- [EXERCISE DESCRIPTION]: What lines below include the string "icon"? Pick them out and copy them.

- [TASK MATERIAL]:
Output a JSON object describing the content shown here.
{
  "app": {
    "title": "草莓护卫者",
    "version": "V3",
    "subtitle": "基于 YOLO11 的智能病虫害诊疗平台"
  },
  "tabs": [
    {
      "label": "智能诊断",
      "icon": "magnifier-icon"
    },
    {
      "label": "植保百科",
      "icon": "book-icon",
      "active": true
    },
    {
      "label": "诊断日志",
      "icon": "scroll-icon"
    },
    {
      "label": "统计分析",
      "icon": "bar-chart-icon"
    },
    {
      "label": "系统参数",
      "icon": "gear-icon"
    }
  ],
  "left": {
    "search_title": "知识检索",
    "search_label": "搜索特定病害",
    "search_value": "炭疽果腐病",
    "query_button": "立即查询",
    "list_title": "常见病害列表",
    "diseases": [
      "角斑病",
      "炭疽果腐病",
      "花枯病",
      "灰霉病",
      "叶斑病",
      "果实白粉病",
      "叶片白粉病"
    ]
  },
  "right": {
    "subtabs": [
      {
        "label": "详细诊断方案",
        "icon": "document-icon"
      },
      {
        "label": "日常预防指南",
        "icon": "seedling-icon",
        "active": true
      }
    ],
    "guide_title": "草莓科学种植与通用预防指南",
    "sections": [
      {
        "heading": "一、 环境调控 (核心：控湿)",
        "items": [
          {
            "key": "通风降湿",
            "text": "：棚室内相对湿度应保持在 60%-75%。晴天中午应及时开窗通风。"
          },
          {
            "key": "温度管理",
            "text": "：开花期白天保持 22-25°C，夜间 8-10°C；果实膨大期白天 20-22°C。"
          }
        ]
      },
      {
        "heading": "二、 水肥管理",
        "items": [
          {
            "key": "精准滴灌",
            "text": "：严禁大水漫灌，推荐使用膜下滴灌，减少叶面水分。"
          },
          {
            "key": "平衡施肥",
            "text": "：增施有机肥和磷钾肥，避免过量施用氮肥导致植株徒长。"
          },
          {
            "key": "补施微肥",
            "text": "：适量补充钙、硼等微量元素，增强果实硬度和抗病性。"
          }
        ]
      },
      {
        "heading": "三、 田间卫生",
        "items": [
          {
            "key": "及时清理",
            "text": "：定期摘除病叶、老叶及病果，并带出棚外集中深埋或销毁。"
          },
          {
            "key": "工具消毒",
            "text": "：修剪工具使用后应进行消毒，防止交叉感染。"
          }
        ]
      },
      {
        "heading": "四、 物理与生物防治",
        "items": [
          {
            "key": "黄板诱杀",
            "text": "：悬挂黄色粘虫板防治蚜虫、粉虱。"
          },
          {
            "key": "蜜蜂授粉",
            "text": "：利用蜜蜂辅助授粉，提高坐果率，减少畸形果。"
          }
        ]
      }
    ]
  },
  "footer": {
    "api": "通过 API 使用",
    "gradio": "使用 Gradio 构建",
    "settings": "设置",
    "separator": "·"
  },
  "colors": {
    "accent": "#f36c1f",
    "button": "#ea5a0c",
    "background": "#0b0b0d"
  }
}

- [RESPONSE AREA]:
      "icon": "magnifier-icon"
      "icon": "book-icon",
      "icon": "scroll-icon"
      "icon": "bar-chart-icon"
      "icon": "gear-icon"
        "icon": "document-icon"
        "icon": "seedling-icon",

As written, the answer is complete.